PROBLEM REQUIREMENTS: Type the records out again in full, exactly.

Excerpts from an interface dataset:
****************************************

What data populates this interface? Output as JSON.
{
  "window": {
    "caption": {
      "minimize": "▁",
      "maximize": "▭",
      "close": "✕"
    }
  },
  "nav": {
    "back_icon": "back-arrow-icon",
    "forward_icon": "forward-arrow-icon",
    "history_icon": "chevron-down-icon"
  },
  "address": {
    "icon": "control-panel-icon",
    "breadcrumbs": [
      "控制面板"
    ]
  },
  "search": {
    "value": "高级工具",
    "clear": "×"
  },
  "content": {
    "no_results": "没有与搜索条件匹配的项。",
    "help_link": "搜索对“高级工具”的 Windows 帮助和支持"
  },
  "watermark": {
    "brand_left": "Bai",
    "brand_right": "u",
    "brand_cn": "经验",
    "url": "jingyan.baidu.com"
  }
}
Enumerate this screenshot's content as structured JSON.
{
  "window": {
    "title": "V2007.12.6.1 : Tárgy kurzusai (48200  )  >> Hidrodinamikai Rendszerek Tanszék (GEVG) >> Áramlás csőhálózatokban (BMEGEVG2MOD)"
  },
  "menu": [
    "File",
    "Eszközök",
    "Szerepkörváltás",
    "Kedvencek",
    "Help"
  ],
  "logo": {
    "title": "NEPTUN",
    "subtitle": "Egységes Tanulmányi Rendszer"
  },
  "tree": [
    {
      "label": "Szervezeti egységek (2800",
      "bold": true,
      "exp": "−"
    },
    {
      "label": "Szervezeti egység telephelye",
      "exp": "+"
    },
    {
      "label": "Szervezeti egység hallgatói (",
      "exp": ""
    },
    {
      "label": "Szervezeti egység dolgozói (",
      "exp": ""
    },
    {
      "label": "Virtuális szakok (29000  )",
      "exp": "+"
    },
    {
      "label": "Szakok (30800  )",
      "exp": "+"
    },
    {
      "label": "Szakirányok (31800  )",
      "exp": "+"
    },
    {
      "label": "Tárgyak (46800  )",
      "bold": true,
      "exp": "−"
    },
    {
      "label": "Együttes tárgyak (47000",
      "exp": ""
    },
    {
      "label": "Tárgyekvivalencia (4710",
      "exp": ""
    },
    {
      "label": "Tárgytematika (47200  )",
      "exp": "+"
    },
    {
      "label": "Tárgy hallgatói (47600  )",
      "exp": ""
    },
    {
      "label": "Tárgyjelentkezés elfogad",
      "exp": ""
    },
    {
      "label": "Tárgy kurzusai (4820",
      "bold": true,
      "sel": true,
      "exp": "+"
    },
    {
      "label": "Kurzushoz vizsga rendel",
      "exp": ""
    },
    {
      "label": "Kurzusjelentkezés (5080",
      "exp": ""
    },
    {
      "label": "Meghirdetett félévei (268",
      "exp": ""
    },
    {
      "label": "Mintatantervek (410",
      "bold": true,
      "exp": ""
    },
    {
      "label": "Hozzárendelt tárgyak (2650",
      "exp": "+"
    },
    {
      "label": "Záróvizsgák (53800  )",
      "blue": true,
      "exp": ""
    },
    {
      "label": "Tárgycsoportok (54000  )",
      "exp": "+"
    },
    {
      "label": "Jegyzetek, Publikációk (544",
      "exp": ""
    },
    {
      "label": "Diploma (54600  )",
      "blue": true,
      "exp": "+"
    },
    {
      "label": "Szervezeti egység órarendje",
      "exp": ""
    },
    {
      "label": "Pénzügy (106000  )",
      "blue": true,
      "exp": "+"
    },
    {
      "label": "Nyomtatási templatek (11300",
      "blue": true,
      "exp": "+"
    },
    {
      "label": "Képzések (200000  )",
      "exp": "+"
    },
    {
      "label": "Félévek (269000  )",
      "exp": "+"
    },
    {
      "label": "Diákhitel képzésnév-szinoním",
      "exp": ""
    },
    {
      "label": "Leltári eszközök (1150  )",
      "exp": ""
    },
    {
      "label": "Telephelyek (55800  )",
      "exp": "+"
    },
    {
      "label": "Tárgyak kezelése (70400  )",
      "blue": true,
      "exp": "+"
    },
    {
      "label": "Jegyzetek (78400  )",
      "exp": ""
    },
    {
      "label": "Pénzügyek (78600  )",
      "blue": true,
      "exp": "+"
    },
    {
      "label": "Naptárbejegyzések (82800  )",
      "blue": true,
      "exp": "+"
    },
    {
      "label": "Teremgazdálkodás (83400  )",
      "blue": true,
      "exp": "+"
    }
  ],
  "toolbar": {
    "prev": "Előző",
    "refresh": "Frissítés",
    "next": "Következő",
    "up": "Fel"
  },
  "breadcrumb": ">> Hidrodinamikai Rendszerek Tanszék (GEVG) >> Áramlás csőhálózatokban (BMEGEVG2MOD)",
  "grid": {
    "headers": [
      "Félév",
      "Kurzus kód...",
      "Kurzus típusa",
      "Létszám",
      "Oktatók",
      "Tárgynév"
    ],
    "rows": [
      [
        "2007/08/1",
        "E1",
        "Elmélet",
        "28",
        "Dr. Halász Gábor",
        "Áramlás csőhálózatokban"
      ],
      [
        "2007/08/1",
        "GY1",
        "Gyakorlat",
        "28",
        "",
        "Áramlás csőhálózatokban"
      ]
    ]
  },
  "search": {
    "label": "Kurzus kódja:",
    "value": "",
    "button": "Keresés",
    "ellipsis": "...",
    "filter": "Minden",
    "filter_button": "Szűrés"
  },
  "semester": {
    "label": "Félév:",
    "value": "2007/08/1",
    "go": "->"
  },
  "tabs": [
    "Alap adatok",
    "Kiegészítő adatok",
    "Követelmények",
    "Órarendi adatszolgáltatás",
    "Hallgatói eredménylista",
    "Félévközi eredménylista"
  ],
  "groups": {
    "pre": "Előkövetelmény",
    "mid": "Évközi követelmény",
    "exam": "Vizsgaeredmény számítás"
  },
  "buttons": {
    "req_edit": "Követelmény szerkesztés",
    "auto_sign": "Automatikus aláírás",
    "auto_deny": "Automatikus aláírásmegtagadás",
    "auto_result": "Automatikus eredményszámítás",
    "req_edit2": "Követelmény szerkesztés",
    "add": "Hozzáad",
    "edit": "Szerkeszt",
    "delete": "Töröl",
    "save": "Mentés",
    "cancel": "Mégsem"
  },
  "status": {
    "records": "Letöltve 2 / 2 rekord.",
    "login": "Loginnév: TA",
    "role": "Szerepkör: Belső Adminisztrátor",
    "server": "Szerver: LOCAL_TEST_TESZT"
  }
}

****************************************

ANSWER AREA:
What data populates this interface? Output as JSON.
{
  "window": {
    "caption": {
      "minimize": "▁",
      "maximize": "▭",
      "close": "✕"
    }
  },
  "nav": {
    "back_icon": "back-arrow-icon",
    "forward_icon": "forward-arrow-icon",
    "history_icon": "chevron-down-icon"
  },
  "address": {
    "icon": "control-panel-icon",
    "breadcrumbs": [
      "控制面板"
    ]
  },
  "search": {
    "value": "高级工具",
    "clear": "×"
  },
  "content": {
    "no_results": "没有与搜索条件匹配的项。",
    "help_link": "搜索对“高级工具”的 Windows 帮助和支持"
  },
  "watermark": {
    "brand_left": "Bai",
    "brand_right": "u",
    "brand_cn": "经验",
    "url": "jingyan.baidu.com"
  }
}
Enumerate this screenshot's content as structured JSON.
{
  "window": {
    "title": "V2007.12.6.1 : Tárgy kurzusai (48200  )  >> Hidrodinamikai Rendszerek Tanszék (GEVG) >> Áramlás csőhálózatokban (BMEGEVG2MOD)"
  },
  "menu": [
    "File",
    "Eszközök",
    "Szerepkörváltás",
    "Kedvencek",
    "Help"
  ],
  "logo": {
    "title": "NEPTUN",
    "subtitle": "Egységes Tanulmányi Rendszer"
  },
  "tree": [
    {
      "label": "Szervezeti egységek (2800",
      "bold": true,
      "exp": "−"
    },
    {
      "label": "Szervezeti egység telephelye",
      "exp": "+"
    },
    {
      "label": "Szervezeti egység hallgatói (",
      "exp": ""
    },
    {
      "label": "Szervezeti egység dolgozói (",
      "exp": ""
    },
    {
      "label": "Virtuális szakok (29000  )",
      "exp": "+"
    },
    {
      "label": "Szakok (30800  )",
      "exp": "+"
    },
    {
      "label": "Szakirányok (31800  )",
      "exp": "+"
    },
    {
      "label": "Tárgyak (46800  )",
      "bold": true,
      "exp": "−"
    },
    {
      "label": "Együttes tárgyak (47000",
      "exp": ""
    },
    {
      "label": "Tárgyekvivalencia (4710",
      "exp": ""
    },
    {
      "label": "Tárgytematika (47200  )",
      "exp": "+"
    },
    {
      "label": "Tárgy hallgatói (47600  )",
      "exp": ""
    },
    {
      "label": "Tárgyjelentkezés elfogad",
      "exp": ""
    },
    {
      "label": "Tárgy kurzusai (4820",
      "bold": true,
      "sel": true,
      "exp": "+"
    },
    {
      "label": "Kurzushoz vizsga rendel",
      "exp": ""
    },
    {
      "label": "Kurzusjelentkezés (5080",
      "exp": ""
    },
    {
      "label": "Meghirdetett félévei (268",
      "exp": ""
    },
    {
      "label": "Mintatantervek (410",
      "bold": true,
      "exp": ""
    },
    {
      "label": "Hozzárendelt tárgyak (2650",
      "exp": "+"
    },
    {
      "label": "Záróvizsgák (53800  )",
      "blue": true,
      "exp": ""
    },
    {
      "label": "Tárgycsoportok (54000  )",
      "exp": "+"
    },
    {
      "label": "Jegyzetek, Publikációk (544",
      "exp": ""
    },
    {
      "label": "Diploma (54600  )",
      "blue": true,
      "exp": "+"
    },
    {
      "label": "Szervezeti egység órarendje",
      "exp": ""
    },
    {
      "label": "Pénzügy (106000  )",
      "blue": true,
      "exp": "+"
    },
    {
      "label": "Nyomtatási templatek (11300",
      "blue": true,
      "exp": "+"
    },
    {
      "label": "Képzések (200000  )",
      "exp": "+"
    },
    {
      "label": "Félévek (269000  )",
      "exp": "+"
    },
    {
      "label": "Diákhitel képzésnév-szinoním",
      "exp": ""
    },
    {
      "label": "Leltári eszközök (1150  )",
      "exp": ""
    },
    {
      "label": "Telephelyek (55800  )",
      "exp": "+"
    },
    {
      "label": "Tárgyak kezelése (70400  )",
      "blue": true,
      "exp": "+"
    },
    {
      "label": "Jegyzetek (78400  )",
      "exp": ""
    },
    {
      "label": "Pénzügyek (78600  )",
      "blue": true,
      "exp": "+"
    },
    {
      "label": "Naptárbejegyzések (82800  )",
      "blue": true,
      "exp": "+"
    },
    {
      "label": "Teremgazdálkodás (83400  )",
      "blue": true,
      "exp": "+"
    }
  ],
  "toolbar": {
    "prev": "Előző",
    "refresh": "Frissítés",
    "next": "Következő",
    "up": "Fel"
  },
  "breadcrumb": ">> Hidrodinamikai Rendszerek Tanszék (GEVG) >> Áramlás csőhálózatokban (BMEGEVG2MOD)",
  "grid": {
    "headers": [
      "Félév",
      "Kurzus kód...",
      "Kurzus típusa",
      "Létszám",
      "Oktatók",
      "Tárgynév"
    ],
    "rows": [
      [
        "2007/08/1",
        "E1",
        "Elmélet",
        "28",
        "Dr. Halász Gábor",
        "Áramlás csőhálózatokban"
      ],
      [
        "2007/08/1",
        "GY1",
        "Gyakorlat",
        "28",
        "",
        "Áramlás csőhálózatokban"
      ]
    ]
  },
  "search": {
    "label": "Kurzus kódja:",
    "value": "",
    "button": "Keresés",
    "ellipsis": "...",
    "filter": "Minden",
    "filter_button": "Szűrés"
  },
  "semester": {
    "label": "Félév:",
    "value": "2007/08/1",
    "go": "->"
  },
  "tabs": [
    "Alap adatok",
    "Kiegészítő adatok",
    "Követelmények",
    "Órarendi adatszolgáltatás",
    "Hallgatói eredménylista",
    "Félévközi eredménylista"
  ],
  "groups": {
    "pre": "Előkövetelmény",
    "mid": "Évközi követelmény",
    "exam": "Vizsgaeredmény számítás"
  },
  "buttons": {
    "req_edit": "Követelmény szerkesztés",
    "auto_sign": "Automatikus aláírás",
    "auto_deny": "Automatikus aláírásmegtagadás",
    "auto_result": "Automatikus eredményszámítás",
    "req_edit2": "Követelmény szerkesztés",
    "add": "Hozzáad",
    "edit": "Szerkeszt",
    "delete": "Töröl",
    "save": "Mentés",
    "cancel": "Mégsem"
  },
  "status": {
    "records": "Letöltve 2 / 2 rekord.",
    "login": "Loginnév: TA",
    "role": "Szerepkör: Belső Adminisztrátor",
    "server": "Szerver: LOCAL_TEST_TESZT"
  }
}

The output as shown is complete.